First step login into the Azure portal and find SQL Managed Instance and click create. Yes you can find these tutorials all online but this is my thinking and opinions on some key areas.
After many years working with different “flavours” of SQL server in Azure from its true PaaS form to SQL server in AKS (Azure Kubernetes Service) it’s time to look at SQL Managed Instances – you will notice that I call it SQL MI.
Last week I created the below with a dummy database and is something that I will do against SQL server but this time that has a persistent volume claim.
So, the point in the previous blog post was to leverage Persistent Volume Claims – PVC for data when using SQL server that it is needed in a stateful manner. But what happens when we don’t create SQL server in AKS without a PVC?

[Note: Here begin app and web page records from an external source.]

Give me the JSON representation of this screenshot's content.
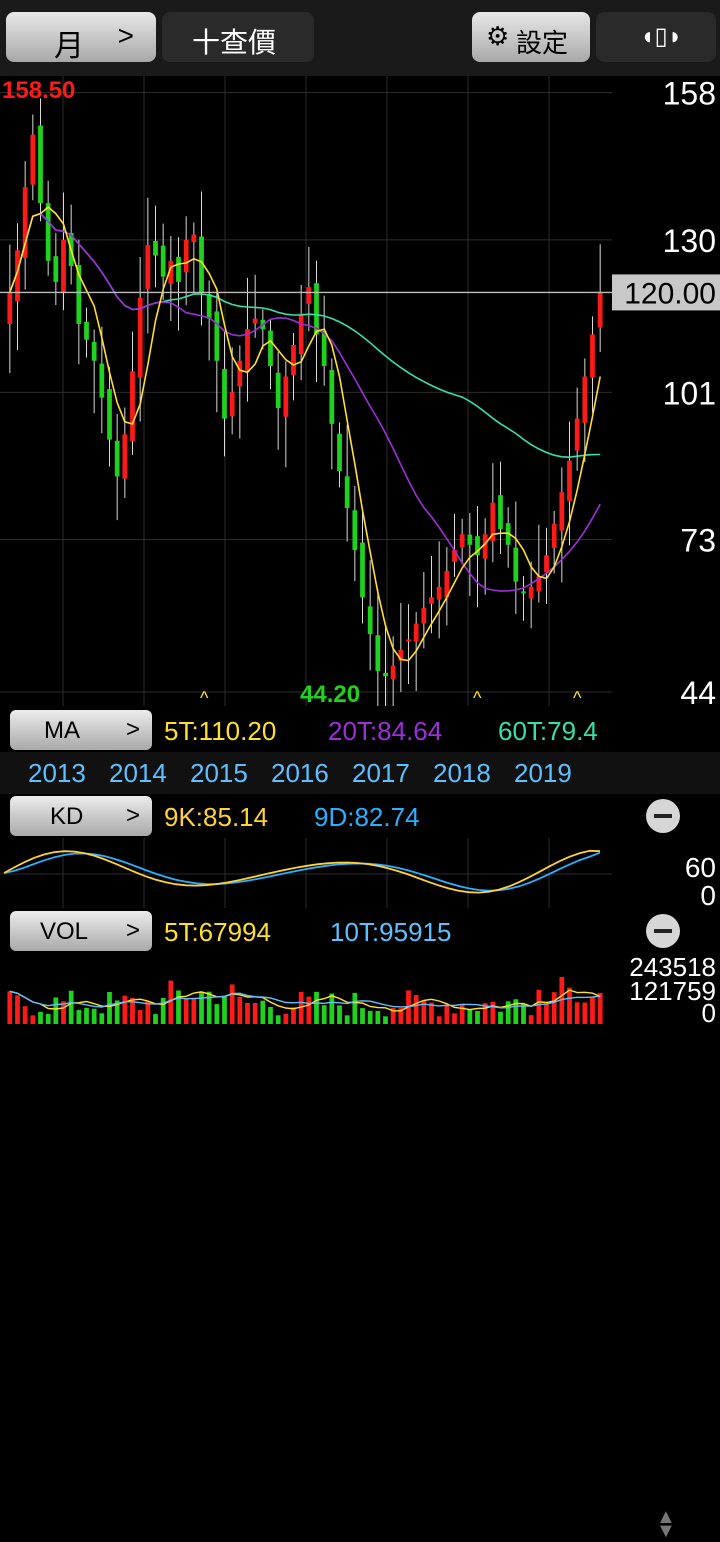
{
  "toolbar": {
    "period_label": "月",
    "period_chevron": ">",
    "query_label": "十查價",
    "settings_label": "設定",
    "settings_icon": "gear-icon",
    "rotate_icon": "rotate-icon",
    "rotate_glyph": "◖▯◗"
  },
  "price_panel": {
    "high_label": "158.50",
    "low_label": "44.20",
    "current_price": "120.00",
    "y_ticks": [
      "158",
      "130",
      "101",
      "73",
      "44"
    ]
  },
  "ma_row": {
    "button": "MA",
    "chevron": ">",
    "ma5": "5T:110.20",
    "ma20": "20T:84.64",
    "ma60": "60T:79.4"
  },
  "years": [
    "2013",
    "2014",
    "2015",
    "2016",
    "2017",
    "2018",
    "2019"
  ],
  "kd_row": {
    "button": "KD",
    "chevron": ">",
    "k": "9K:85.14",
    "d": "9D:82.74",
    "y_ticks": [
      "60",
      "0"
    ]
  },
  "vol_row": {
    "button": "VOL",
    "chevron": ">",
    "vol5": "5T:67994",
    "vol10": "10T:95915",
    "y_ticks": [
      "243518",
      "121759",
      "0"
    ]
  },
  "colors": {
    "up": "#ff1a1a",
    "down": "#1ed21e",
    "ma5": "#ffe02e",
    "ma20": "#9b30d9",
    "ma60": "#38e0a8",
    "kd_k": "#ffd23a",
    "kd_d": "#2ab0ff",
    "cyan": "#5fc0ff"
  },
  "chart_data": {
    "type": "candlestick",
    "timeframe": "monthly",
    "ylim": [
      44,
      158.5
    ],
    "y_ticks": [
      158,
      130,
      101,
      73,
      44
    ],
    "x_ticks": [
      "2013",
      "2014",
      "2015",
      "2016",
      "2017",
      "2018",
      "2019"
    ],
    "annotations": {
      "high": 158.5,
      "low": 44.2,
      "current": 120.0
    },
    "close": [
      120,
      128,
      140,
      150,
      137,
      126,
      122,
      130,
      125,
      114,
      111,
      107,
      100,
      92,
      85,
      93,
      105,
      119,
      129,
      127,
      123,
      126,
      122,
      130,
      131,
      120,
      115,
      107,
      96,
      101,
      107,
      113,
      115,
      113,
      106,
      98,
      104,
      110,
      116,
      121,
      112,
      106,
      95,
      86,
      79,
      71,
      62,
      55,
      48,
      47,
      49,
      52,
      54,
      57,
      60,
      62,
      64,
      67,
      71,
      74,
      72,
      70,
      74,
      80,
      75,
      72,
      65,
      63,
      64,
      66,
      70,
      76,
      82,
      88,
      96,
      104,
      112,
      120
    ],
    "ma5_last": 110.2,
    "ma20_last": 84.64,
    "ma60_last": 79.4,
    "kd": {
      "k_last": 85.14,
      "d_last": 82.74
    },
    "volume": {
      "ma5_last": 67994,
      "ma10_last": 95915,
      "ylim": [
        0,
        243518
      ]
    }
  }
}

Following on from my last post after creating AKS, I now want to work with SQL server. First step, load up Azure cloud shell.
In the last post we built an image of SQL server 2019 Linux hosted in Azure Container Instance for fast access to SQL server. So, your next question is probably, lets see some database action?
It is quite a common requirement to restore a copy of a database to the same Azure SQL server, you just issue a COPY OF command. What if you need to restore a copy to a different target Azure SQL server? Well its similar, just with a slight difference in that you need to refer back to the source server within your code.
Since SQL Server 2016 we could leverage Microsoft Azure to dynamically move “cold” portions of data away from on-premises storage for longer retention time periods. Whilst in theory being a great idea the cost was a blocker for some and with a cumbersome setup process. SQL Server 2019 addresses this by making the costs of storing the data in the cloud more competitive and making the setup more streamlined with the use of the Data Migration Assistant (DMA) tool and SSMS (SQL Server Management Studio).
Note: DMA tool replaces the older Upgrade Advisor tool. To install DMA please see the following link https://docs.microsoft.com/en-us/sql/dma/dma-overview?view=sql-server-ver15.
Recently I got to a stage where I leveraged Databricks to the best of my ability to join couple of CSV files together, play around some aggregations and then output it back to a different mount point ( based on Azure Storage) as a parquet file, I decided that I actually wanted to move this data into Azure SQL DB, which you may want to do one day.
I think many have covered how you should backup your SQL Server database to Azure storage (also known as backup to URL) but what about restoring? Lets assume you have setup backups and they are working, this is what I usually do.